Gary Inrig tells the story of parents on the east coast who got a telephone call from their son during the Korean War. They were thrilled because they hadn't heard from him for many months. He said he was in San Francisco on his way home.
"Mom, I just wanted to let you know I'm bringing a buddy home with me," he said. "He got hurt pretty bad, and he only has one eye, one arm, and one leg. I'd sure like him to live with us."
"Sure, Son," his mom said. "He sounds like a brave man. We can find room for him for a while."
"Mom, you don't understand. I want him to come live with us."
"Well, OK," she finally said. "We could try it for six months or so."

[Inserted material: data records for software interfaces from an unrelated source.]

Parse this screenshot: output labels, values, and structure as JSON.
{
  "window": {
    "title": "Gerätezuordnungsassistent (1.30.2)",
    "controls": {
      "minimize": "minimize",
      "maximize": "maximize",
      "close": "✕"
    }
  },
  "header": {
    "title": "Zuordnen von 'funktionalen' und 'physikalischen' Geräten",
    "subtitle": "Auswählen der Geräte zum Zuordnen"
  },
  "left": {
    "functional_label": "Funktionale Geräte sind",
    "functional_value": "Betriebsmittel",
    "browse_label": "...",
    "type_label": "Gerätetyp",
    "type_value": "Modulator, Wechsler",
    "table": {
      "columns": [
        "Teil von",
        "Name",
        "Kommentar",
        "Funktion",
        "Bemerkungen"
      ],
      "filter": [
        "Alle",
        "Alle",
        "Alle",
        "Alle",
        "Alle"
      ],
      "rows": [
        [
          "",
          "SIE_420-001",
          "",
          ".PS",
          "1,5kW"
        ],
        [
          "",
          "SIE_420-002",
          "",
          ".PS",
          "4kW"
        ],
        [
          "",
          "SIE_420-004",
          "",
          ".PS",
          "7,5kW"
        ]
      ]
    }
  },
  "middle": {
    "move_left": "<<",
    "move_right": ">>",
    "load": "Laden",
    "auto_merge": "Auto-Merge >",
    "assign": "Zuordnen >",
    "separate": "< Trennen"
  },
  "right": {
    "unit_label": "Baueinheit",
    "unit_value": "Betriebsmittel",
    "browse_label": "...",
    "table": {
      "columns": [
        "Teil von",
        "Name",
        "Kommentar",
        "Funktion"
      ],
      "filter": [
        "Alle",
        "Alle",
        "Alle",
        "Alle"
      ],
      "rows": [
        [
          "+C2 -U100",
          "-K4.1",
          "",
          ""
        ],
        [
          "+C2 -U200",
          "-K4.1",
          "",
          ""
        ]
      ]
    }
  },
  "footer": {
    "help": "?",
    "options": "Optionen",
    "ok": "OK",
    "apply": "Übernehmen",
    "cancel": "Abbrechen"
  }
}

"No, Mom, I want him to stay permanently. He needs us. He's only got one eye, one arm, and one leg. He's really in bad shape."
By now his mother had lost her patience. "Son, you're being unrealistic about this. You're emotional because you've been in a war. That boy will be a drag on you and be a constant problem for all of us. Be reasonable."
"OK, Mom, I'll try."
A couple of days later the parents got a telegram: Their son had committed suicide. A week later the parents received the body. They looked down with unspeakable sorrow on the corpse of their son -- who had one eye, one arm and one leg. They had rejected the one they loved and the one who had loved them. Their rejection had been final.
The Nazarenes thought Jesus would be too big a problem, and in rejecting Him, they rejected the loving heart of God. The God who would've given them victory in place of impotence, given them release from a sin tangled life, given them insight for ignorance and given them healing for brokenness.
This is why Jesus has come. His birth was the beginning of this all-important mission. For that reason it is well worth celebrating. But we must do more than celebrate the beginning. You and I are invited to participate in the whole process by opening our hearts to the Lordship of Jesus. If the baby born in a barn is the Lord of your life, you can celebrate victory, release, insight and healing of spiritual brokenness. It is a choice between acceptance and rejection.